(Beginning of Stored data)

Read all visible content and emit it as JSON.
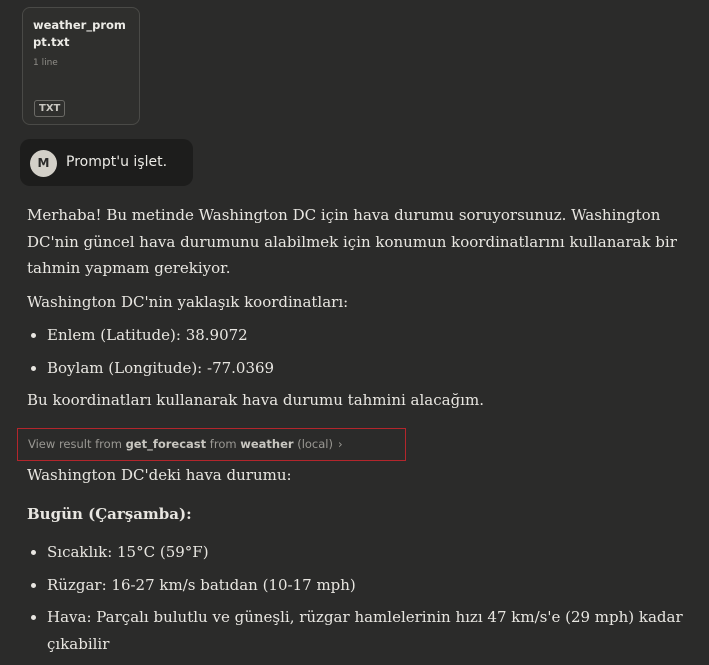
{
  "attachment": {
    "filename": "weather_prompt.txt",
    "lines": "1 line",
    "type": "TXT"
  },
  "user_message": {
    "avatar_initial": "M",
    "text": "Prompt'u işlet."
  },
  "response": {
    "intro": "Merhaba! Bu metinde Washington DC için hava durumu soruyorsunuz. Washington DC'nin güncel hava durumunu alabilmek için konumun koordinatlarını kullanarak bir tahmin yapmam gerekiyor.",
    "coords_heading": "Washington DC'nin yaklaşık koordinatları:",
    "coords": [
      "Enlem (Latitude): 38.9072",
      "Boylam (Longitude): -77.0369"
    ],
    "fetch_note": "Bu koordinatları kullanarak hava durumu tahmini alacağım."
  },
  "tool_call": {
    "prefix": "View result from ",
    "tool_name": "get_forecast",
    "middle": " from ",
    "server": "weather",
    "suffix": " (local)",
    "chevron": "›"
  },
  "forecast": {
    "heading": "Washington DC'deki hava durumu:",
    "day": "Bugün (Çarşamba):",
    "items": [
      "Sıcaklık: 15°C (59°F)",
      "Rüzgar: 16-27 km/s batıdan (10-17 mph)",
      "Hava: Parçalı bulutlu ve güneşli, rüzgar hamlelerinin hızı 47 km/s'e (29 mph) kadar çıkabilir"
    ]
  }
}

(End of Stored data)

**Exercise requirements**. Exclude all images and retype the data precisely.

**Answer to this problem**.
Read all visible content and emit it as JSON.
{
  "attachment": {
    "filename": "weather_prompt.txt",
    "lines": "1 line",
    "type": "TXT"
  },
  "user_message": {
    "avatar_initial": "M",
    "text": "Prompt'u işlet."
  },
  "response": {
    "intro": "Merhaba! Bu metinde Washington DC için hava durumu soruyorsunuz. Washington DC'nin güncel hava durumunu alabilmek için konumun koordinatlarını kullanarak bir tahmin yapmam gerekiyor.",
    "coords_heading": "Washington DC'nin yaklaşık koordinatları:",
    "coords": [
      "Enlem (Latitude): 38.9072",
      "Boylam (Longitude): -77.0369"
    ],
    "fetch_note": "Bu koordinatları kullanarak hava durumu tahmini alacağım."
  },
  "tool_call": {
    "prefix": "View result from ",
    "tool_name": "get_forecast",
    "middle": " from ",
    "server": "weather",
    "suffix": " (local)",
    "chevron": "›"
  },
  "forecast": {
    "heading": "Washington DC'deki hava durumu:",
    "day": "Bugün (Çarşamba):",
    "items": [
      "Sıcaklık: 15°C (59°F)",
      "Rüzgar: 16-27 km/s batıdan (10-17 mph)",
      "Hava: Parçalı bulutlu ve güneşli, rüzgar hamlelerinin hızı 47 km/s'e (29 mph) kadar çıkabilir"
    ]
  }
}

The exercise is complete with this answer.